Human Rights League implemented a project "Migrant entrepreneurs in V4 countries: regional dimensions of start-up cooperation" during the months of October - December 2018.The project was lead by Foundation Our Choice and supported by Visegrad Fund and European Social Fund, and prepared in cooperation with WelcomeToBratislava. Other project partners were Subjective Values Foundation (Hungary) and Agency for Migration and Adaptation AMIGA, z.s. (Czech Republic).
The focus of this project was to examine personal stories of three foreign entrepreneurs in Slovakia, the struggles they were facing here, their integration process into the local community and to communicate their best practices for starting own business. We also focused on the available local financial structures and evaluation of the startup conditions in Slovakia.
The first part of the project was organized in a form of interviews available in both Slovak and English language. The reason of the bilingual outcome was to target and motivate other foreigners considering starting their own business and to show locals how foreigners are creating direct value in Slovakia with their successful activities.

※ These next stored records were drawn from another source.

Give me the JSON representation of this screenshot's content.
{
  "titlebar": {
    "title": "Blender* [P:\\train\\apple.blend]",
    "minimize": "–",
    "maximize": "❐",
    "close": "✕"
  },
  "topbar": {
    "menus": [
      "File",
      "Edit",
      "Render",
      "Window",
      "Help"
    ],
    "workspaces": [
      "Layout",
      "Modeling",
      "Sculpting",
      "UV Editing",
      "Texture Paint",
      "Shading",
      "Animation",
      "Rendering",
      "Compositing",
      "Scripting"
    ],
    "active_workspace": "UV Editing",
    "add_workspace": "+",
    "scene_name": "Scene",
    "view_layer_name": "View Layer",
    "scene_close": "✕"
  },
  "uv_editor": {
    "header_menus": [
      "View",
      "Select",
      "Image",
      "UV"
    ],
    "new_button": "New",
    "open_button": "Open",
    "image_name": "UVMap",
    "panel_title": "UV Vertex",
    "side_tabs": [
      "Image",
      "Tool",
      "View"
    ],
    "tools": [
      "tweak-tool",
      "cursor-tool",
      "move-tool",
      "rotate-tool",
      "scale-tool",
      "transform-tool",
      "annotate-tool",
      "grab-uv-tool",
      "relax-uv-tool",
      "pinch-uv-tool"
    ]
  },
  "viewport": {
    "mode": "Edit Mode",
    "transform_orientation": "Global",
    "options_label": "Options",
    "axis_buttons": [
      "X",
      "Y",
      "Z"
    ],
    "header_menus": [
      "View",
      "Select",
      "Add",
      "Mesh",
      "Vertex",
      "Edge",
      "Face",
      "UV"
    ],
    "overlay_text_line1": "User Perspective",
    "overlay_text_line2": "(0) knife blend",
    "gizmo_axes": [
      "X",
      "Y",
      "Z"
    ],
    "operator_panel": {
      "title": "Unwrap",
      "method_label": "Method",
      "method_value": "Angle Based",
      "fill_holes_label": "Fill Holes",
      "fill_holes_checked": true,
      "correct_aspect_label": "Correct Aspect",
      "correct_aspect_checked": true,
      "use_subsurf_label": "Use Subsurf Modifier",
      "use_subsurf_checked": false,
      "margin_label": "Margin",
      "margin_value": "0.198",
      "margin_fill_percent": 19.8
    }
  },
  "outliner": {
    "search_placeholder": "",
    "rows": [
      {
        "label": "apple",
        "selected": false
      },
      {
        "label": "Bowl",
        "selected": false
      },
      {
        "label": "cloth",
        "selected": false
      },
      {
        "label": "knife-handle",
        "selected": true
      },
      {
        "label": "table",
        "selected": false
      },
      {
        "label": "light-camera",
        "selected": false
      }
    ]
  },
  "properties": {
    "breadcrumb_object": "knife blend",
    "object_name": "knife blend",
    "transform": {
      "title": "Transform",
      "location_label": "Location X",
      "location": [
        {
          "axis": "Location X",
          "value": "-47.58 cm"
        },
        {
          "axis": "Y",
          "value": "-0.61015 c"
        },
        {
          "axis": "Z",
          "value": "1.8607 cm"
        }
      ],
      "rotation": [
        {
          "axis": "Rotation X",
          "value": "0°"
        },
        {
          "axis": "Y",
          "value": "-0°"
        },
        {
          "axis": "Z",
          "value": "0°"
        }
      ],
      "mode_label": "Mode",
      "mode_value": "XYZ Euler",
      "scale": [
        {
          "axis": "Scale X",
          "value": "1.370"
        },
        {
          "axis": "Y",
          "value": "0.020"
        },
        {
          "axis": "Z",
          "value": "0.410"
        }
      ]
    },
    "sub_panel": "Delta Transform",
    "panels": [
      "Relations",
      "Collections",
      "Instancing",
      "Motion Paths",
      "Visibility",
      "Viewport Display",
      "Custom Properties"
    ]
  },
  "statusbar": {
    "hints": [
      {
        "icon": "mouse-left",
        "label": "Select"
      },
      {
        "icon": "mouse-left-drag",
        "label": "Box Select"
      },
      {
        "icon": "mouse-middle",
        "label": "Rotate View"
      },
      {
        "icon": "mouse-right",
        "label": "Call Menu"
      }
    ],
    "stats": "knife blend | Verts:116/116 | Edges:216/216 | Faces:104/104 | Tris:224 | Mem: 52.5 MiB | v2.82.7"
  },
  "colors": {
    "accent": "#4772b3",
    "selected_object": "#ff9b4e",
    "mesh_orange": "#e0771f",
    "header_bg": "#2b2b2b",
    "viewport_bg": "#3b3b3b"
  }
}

Three chosen profiles represent a very diverse group. Mr. Hon Chong from Malaysia is a freelancer in the area of education but also runs a non-profit organization with a focus on performing arts and theater. Mr. He Nguyen from Vietnam is a restaurant owner with two known Vietnamese restaurants in Bratislava. Mrs. Abbie Puskailer from England is an artist, illustrator and a teacher organizing art classes and art camps for children. All the interviews are available on this link.
The second part of the project was an event “Life in Slovakia through the eyes of foreign entrepreneurs,” organized by the Human Rights League and WelcomeToBratislava, on 12th December 2018. During the event, the public listened to inspirational personal stories of three foreigners and met organizations focusing on helping startups and individual entrepreneurs. Slovak Business Agency talked about its services related to counseling, special workshops or membership in a business incubator. Participants got to know Crowdberry - a platform that connects the private investor club with dynamic business ideas. Beginners and aspiring entrepreneurs learnt about the possibilities of favored loans from Slovenská sporiteľňa as well as about the mentoring program of the Mareena civic association focused on foreigners living in Bratislava.
The event continued in a form of a panel discussion with three interviewed foreigners - Abbie Puskailer, Hon Chong and He Nguyen, which was joined by many of the audience consisting of almost 70 participants. What are the main obstacles they encountered in integrating and developing business in their beginnings? How do they perceive local system settings? Have they felt disadvantaged for their status? These questions were also answered during the discussion.
During all three interviews as well as the discussion the importance of networking and having contacts in Slovakia were raised. Many participants confirmed that knowledge of Slovak language was inevitable for starting own business and that they needed help of Slovak partner or friends to do so. People agreed that there is no one focal point/one place where all the relevant information available for people starting their own business was shared. The struggles they were facing are the same struggles faced by the Slovak entrepreneurs. And, the bureaucratic processes and the time consuming paperwork are the main issue for all of them.
When examining the local funding structures available for startups, neither of the interviewed foreigners knew about any available mechanisms. They do not see any state support available for small businesses that would be accessible to them. Therefore the foreigners face a set of specific challenges to establish and manage entrepreneurial activities in their receiving countries, such as lack of familiarity with the functioning of local labour markets and with local business regulatory frameworks, difficulties in accessing local business networks, and, crucially, start-up capital and business facilities. The foreigners have to rely on their own financial resources.
During the interviews, a conclusion was made that foreigners themselves view the term “migrant” as a description with negative connotations. They prefer terms such as “foreigner” or “expat”. They believe that the term “migrant” is often interchangeably used with other terms such as “refugee” or “asylum seeker” and misunderstood by locals.
Finally, we can say that all three foreigners who are currently living and doing business in Slovakia are happy to have made this decision. Despite some of the situations we all have to go through, they consider our country to be their home, and they are happy that they can contribute to our economy through their activities and diversity.
Watch our video from the event: